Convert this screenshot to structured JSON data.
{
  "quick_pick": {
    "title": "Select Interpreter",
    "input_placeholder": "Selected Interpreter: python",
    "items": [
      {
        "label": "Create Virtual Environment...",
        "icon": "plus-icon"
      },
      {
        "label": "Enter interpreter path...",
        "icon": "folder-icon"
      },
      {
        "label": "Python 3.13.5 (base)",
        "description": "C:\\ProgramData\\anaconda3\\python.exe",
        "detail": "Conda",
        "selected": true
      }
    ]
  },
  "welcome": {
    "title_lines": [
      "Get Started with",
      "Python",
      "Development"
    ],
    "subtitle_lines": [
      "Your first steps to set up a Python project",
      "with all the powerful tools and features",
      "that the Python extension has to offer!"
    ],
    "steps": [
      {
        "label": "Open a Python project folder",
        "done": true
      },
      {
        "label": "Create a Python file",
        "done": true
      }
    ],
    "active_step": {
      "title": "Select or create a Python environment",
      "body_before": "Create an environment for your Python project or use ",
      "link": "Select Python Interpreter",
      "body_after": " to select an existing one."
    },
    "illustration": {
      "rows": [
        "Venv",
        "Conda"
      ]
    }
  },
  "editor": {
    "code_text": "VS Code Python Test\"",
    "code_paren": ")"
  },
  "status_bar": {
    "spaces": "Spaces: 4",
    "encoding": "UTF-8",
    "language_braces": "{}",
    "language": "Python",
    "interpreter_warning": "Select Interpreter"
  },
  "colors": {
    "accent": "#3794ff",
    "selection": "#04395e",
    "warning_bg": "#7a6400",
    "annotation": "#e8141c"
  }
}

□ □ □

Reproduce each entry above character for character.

_Reply:_
Convert this screenshot to structured JSON data.
{
  "quick_pick": {
    "title": "Select Interpreter",
    "input_placeholder": "Selected Interpreter: python",
    "items": [
      {
        "label": "Create Virtual Environment...",
        "icon": "plus-icon"
      },
      {
        "label": "Enter interpreter path...",
        "icon": "folder-icon"
      },
      {
        "label": "Python 3.13.5 (base)",
        "description": "C:\\ProgramData\\anaconda3\\python.exe",
        "detail": "Conda",
        "selected": true
      }
    ]
  },
  "welcome": {
    "title_lines": [
      "Get Started with",
      "Python",
      "Development"
    ],
    "subtitle_lines": [
      "Your first steps to set up a Python project",
      "with all the powerful tools and features",
      "that the Python extension has to offer!"
    ],
    "steps": [
      {
        "label": "Open a Python project folder",
        "done": true
      },
      {
        "label": "Create a Python file",
        "done": true
      }
    ],
    "active_step": {
      "title": "Select or create a Python environment",
      "body_before": "Create an environment for your Python project or use ",
      "link": "Select Python Interpreter",
      "body_after": " to select an existing one."
    },
    "illustration": {
      "rows": [
        "Venv",
        "Conda"
      ]
    }
  },
  "editor": {
    "code_text": "VS Code Python Test\"",
    "code_paren": ")"
  },
  "status_bar": {
    "spaces": "Spaces: 4",
    "encoding": "UTF-8",
    "language_braces": "{}",
    "language": "Python",
    "interpreter_warning": "Select Interpreter"
  },
  "colors": {
    "accent": "#3794ff",
    "selection": "#04395e",
    "warning_bg": "#7a6400",
    "annotation": "#e8141c"
  }
}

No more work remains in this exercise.